Remember, the resistors and capacitors must contain values highlighted on the schematic and names. Go to the Edit function and choose Value to set values. Besides, you can utilize a non-standard initial for your components. Simply press the Edit button and select Name to modify the default names.
The Eagle CAD has a layout grid that facilitates component alignment. Always utilize the default layout grids to place parts.
At this point, you can export a schematic (.png) picture to a document. To do this, press File, Export, and then Image. After exporting your schematic, you can print it.
Step 4: Board Design and Layout
Open your schematic by clicking File and Switch to Board commands. Because your schematic lacks a PCB, the software will ask you if you wish to design one from the schematic. Press Yes.
Modify your user interface so that Eagle displays the PCB background in white or light yellow. In the Option command, select User interface, and click Layout.
Positioning Components within the PCB Outline
Position your parts one after another within the rectangular PCB outline. Use the Edit and Move commands to place them at your preferred points. However, the software allows you to position components within the 100 by 80 mm region. After placing every part in its right position, you can begin routing the tracks.
Conducting the Design Rule Check (DRC)
The software will create a window illustrating the loaded design rules. To switch to another set of rules, press Load, choose the New file, and then Open to see the new design rules. Lastly, press Apply to start using them.
Press Check to carry out a DRC test and detect whether you have errors.
Step 5: Generating Gerber Files/Output Files
Choose only the top layers/traces from the menu at the top of your working window.
After that, export your Gerber files as .png using the File, Export, and Image commands.
5. TEagle Software Tutorial Tips and Tricks
Tip 1: When you introduce a component to an existing net, link it to an existing junction. It will make your schematic free from clutters. Schematics look neater and easier to read when they are cluster-free.
Tip 2: Position individual single GND images wherever you want. The GND images alter the labels of connected nets. Therefore, the software regards all the parts linked to GND icons as one big net.
6. Altium vs. Eagle
The Eagle CAD is the better option for a free version based on projects. It is more convenient for project members to work on a single project in Eagle’s shared mode. Altium is relatively more powerful and provides a simple user interface.
Altium has more advanced features, such as multi-layer super speed processing. The DRC test is better in Altium software due to regex features. Besides, Altium also offers better radio-frequency routing and accommodations than Eagle.

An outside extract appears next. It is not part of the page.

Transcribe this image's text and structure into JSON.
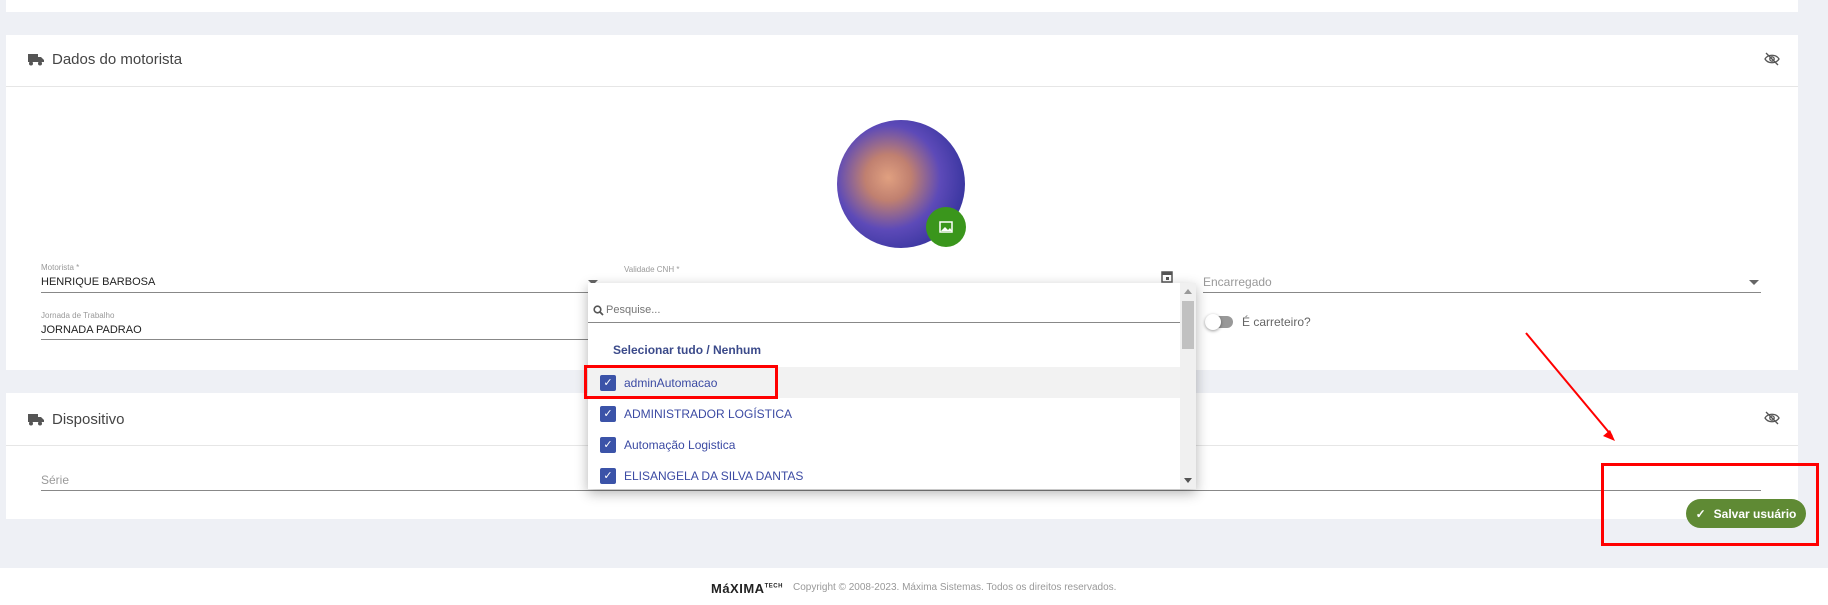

So, which is better software between Altium and Eagle? The answer depends on your PCB needs. You only need to acknowledge that it is easier to carry out library handling and component creation in Altium than Eagle. Nevertheless, if you consider Eagle’s fusion 360 integration, it gives Altium a run for its price. Therefore, choose wisely based on your PCB needs.
This article has taught you Eagle Software Tutorial and how to design a PCB using Eagle. We believe that you can design a functional PCB with completed this step-by-step Eagle software tutorial. While creating your initial boards, you should regularly refer to the Eagle Reference Manual to learn more about additional details.
Take your time to study the features you discover most essential in Altium and Eagle Software Tutorial by trying the free versions first. Regardless of your choice, you will be investing in a great and dependable PCB design tool that will serve your needs.